Given data:
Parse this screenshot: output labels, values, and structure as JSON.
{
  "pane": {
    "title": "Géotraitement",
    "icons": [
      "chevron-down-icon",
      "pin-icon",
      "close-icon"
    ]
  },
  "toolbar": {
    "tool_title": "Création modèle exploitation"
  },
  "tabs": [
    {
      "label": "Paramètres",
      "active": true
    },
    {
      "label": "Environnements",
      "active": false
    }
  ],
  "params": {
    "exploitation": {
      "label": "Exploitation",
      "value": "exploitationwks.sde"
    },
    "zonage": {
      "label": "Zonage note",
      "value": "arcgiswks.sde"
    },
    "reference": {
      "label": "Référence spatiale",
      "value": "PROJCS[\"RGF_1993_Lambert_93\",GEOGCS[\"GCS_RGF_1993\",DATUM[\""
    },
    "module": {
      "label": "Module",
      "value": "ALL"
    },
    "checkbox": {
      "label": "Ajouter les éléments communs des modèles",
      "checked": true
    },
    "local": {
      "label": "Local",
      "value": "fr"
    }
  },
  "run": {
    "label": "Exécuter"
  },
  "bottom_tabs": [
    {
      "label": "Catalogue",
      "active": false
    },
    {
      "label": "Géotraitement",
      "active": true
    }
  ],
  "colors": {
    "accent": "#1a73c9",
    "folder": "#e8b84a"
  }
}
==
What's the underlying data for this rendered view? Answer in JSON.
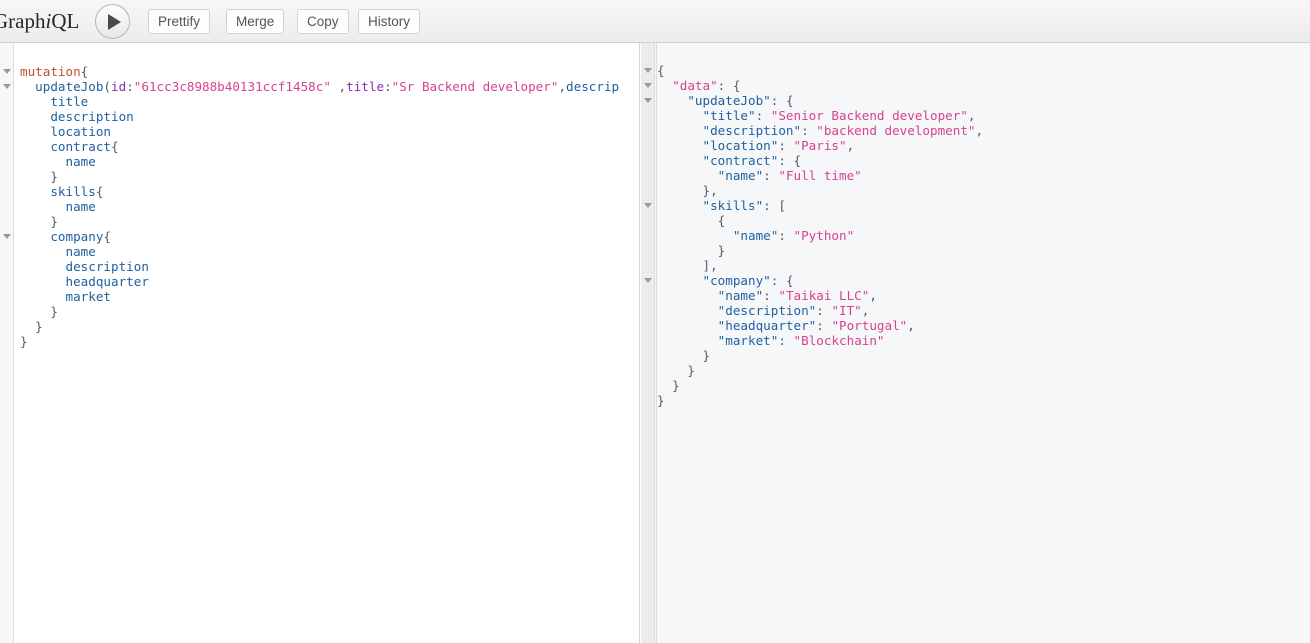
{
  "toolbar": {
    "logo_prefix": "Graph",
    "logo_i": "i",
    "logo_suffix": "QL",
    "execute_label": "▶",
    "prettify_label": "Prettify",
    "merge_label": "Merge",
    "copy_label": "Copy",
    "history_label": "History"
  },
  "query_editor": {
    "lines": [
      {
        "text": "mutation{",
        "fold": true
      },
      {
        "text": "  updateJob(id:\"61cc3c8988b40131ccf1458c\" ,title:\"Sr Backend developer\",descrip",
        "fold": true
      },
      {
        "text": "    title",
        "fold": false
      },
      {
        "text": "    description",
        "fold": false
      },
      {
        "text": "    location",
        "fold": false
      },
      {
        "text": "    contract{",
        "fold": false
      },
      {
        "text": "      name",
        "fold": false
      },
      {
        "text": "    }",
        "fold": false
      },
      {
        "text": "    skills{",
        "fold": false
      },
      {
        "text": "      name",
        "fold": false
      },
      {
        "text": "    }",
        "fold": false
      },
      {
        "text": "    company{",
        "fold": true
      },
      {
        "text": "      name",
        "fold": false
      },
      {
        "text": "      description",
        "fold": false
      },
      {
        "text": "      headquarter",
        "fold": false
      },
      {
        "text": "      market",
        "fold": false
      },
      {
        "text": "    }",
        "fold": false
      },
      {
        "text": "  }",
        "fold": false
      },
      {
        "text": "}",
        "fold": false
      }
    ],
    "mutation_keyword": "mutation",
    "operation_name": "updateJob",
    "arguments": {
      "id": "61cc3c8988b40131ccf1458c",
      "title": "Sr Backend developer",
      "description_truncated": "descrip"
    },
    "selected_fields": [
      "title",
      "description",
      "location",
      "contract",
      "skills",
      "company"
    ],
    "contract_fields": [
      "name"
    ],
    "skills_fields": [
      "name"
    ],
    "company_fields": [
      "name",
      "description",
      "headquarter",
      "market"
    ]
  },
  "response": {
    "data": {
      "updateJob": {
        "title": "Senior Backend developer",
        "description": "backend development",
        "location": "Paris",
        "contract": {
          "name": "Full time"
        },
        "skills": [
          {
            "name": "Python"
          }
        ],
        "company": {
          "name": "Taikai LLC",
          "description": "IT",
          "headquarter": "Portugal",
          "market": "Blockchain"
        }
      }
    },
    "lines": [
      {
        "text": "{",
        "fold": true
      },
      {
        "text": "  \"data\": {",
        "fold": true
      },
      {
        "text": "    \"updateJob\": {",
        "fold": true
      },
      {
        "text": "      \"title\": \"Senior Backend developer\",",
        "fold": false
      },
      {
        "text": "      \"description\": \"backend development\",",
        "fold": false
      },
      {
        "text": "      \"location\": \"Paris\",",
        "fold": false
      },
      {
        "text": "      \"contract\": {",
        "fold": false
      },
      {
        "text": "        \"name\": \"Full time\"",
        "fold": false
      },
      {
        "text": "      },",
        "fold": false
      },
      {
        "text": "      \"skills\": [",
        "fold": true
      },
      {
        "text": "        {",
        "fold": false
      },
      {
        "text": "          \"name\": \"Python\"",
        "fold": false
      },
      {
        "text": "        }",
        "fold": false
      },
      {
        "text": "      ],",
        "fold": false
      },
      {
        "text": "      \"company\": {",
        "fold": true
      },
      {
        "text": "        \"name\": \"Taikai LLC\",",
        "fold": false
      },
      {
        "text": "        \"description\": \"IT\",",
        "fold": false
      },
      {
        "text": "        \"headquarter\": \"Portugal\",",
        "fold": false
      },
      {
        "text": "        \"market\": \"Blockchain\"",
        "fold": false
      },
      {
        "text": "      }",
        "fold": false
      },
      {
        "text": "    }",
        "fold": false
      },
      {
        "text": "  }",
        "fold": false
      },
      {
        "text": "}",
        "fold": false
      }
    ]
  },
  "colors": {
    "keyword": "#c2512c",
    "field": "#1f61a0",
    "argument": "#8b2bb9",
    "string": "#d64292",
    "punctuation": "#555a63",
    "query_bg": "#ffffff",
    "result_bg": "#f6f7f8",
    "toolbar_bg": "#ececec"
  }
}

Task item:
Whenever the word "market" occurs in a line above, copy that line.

Response to this task:
        "text": "      market",
      "market"
          "market": "Blockchain"
        "text": "        \"market\": \"Blockchain\"",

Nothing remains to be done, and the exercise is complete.